Year 5: RESEARCH PROJECT Available Courses (free choice): Mathematics: All courses from Year 4 can be chosen. Physics: All courses from Year 4 can be chosen. Application: All courses from Year 4 can be chosen. Additional: One-year research project with thesis and the aim to publish.
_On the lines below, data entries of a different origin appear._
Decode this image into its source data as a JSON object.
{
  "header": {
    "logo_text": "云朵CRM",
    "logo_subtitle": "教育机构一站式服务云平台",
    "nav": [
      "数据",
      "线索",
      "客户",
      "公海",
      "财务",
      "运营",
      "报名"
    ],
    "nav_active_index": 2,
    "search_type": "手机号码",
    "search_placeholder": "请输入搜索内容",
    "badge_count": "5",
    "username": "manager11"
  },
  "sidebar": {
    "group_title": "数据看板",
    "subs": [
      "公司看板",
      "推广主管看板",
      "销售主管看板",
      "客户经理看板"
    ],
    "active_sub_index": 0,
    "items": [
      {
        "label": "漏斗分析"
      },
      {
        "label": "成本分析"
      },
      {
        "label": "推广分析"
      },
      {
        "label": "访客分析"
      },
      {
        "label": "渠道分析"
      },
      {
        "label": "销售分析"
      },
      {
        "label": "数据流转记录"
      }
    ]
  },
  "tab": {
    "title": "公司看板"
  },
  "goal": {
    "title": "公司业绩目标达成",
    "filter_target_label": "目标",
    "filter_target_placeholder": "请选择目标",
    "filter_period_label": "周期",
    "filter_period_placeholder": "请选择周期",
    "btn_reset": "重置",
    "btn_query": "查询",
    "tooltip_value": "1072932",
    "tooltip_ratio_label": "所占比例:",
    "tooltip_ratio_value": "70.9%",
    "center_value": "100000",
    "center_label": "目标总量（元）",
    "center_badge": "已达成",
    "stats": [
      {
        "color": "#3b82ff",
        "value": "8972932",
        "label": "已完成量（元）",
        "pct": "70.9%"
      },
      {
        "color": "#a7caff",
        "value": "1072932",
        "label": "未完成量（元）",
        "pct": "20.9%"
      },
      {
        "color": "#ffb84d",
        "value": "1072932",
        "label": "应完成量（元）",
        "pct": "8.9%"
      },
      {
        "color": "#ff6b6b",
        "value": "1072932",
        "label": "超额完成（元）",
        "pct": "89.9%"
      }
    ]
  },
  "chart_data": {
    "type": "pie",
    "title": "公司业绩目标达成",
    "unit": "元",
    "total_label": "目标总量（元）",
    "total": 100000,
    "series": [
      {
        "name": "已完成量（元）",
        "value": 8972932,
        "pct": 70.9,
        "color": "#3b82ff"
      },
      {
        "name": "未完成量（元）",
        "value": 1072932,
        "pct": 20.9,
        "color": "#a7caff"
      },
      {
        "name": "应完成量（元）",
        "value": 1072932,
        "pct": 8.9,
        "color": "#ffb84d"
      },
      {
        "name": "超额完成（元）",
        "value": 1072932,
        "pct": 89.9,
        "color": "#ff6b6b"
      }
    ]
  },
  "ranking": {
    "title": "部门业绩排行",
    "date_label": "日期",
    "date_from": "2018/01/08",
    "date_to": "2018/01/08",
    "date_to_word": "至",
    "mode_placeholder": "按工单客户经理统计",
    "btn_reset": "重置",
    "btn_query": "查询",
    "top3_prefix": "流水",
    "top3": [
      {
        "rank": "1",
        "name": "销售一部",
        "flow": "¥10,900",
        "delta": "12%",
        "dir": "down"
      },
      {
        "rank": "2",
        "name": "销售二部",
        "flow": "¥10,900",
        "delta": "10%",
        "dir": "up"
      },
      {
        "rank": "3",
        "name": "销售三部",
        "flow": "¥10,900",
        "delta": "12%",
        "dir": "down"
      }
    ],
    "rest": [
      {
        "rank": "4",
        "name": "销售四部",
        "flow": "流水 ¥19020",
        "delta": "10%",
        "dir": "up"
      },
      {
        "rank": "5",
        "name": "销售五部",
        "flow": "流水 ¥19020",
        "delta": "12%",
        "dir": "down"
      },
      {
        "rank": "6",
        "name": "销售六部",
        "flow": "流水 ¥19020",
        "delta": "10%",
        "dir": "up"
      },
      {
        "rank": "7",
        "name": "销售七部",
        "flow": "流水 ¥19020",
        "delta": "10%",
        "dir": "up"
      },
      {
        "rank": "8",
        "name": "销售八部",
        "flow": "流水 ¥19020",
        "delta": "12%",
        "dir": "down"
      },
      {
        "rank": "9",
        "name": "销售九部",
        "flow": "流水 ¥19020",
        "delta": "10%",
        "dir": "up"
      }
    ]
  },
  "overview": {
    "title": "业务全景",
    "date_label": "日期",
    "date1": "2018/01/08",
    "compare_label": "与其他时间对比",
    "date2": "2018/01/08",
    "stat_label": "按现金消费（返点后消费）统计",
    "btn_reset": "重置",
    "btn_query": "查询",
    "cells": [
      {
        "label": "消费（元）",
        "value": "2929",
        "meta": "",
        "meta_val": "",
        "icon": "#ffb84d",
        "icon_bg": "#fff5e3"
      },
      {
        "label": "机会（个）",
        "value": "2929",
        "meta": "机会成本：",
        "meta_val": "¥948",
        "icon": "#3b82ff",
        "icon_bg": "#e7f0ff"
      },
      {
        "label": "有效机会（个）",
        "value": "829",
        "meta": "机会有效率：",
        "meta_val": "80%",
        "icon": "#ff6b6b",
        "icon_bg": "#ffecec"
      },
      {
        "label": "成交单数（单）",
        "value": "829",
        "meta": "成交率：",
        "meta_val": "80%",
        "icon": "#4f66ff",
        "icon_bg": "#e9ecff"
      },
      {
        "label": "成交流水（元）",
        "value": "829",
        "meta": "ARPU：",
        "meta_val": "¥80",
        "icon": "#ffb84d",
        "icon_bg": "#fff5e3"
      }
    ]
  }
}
A part of the students is expected to help organizing the summer schools for the first years. |

Weekly Schedule for the Terms:

Monday | Tuesday | Wednesday | Thursday | Friday | |

08:00-09:00 | Breakfast | Breakfast | Breakfast | Breakfast | Breakfast |

09:00-10:30 | Lecture | Lecture | Application | Lecture | Lecture |

11:00-12:30 | Lecture | Lecture | Application | Lecture | Lecture |

12:30-14:00 | Lunch | Lunch | Lunch | Lunch | Lunch |

14:00-16:00 | Tutorial | Tutorial | Application | Tutorial | Discussion |

16:00-18:00 | Supervision | Supervision | Application | Supervision | Discussion |

18:00-19:00 | Dinner | Dinner | Dinner | Dinner | Dinner |

Weekly Schedule for the Schools:

Monday | Tuesday | Wednesday | Thursday | Friday | Saturday | Sunday | |

08:00-9:00 | Breakfast | Breakfast | Breakfast | Breakfast | Breakfast | Breakfast | Breakfast |

09:00-10:30 | Lecture | Lecture | Lecture | Lecture | Discussion | ||

11:00-12:30 | Seminar | Seminar | Seminar | Seminar | Discussion | ||

12:30-14:00 | Lunch | Lunch | Lunch | Lunch | Lunch | Lunch | Lunch |

14:00-17:00 | Tutorial | Tutorial | Tutorial | ||||

18:00-19:00 | Dinner | Dinner | Dinner | Dinner | Dinner | Dinner | Dinner |

20:00-21:30 | Talk | Talk | Talk | Talk | Party | Talk |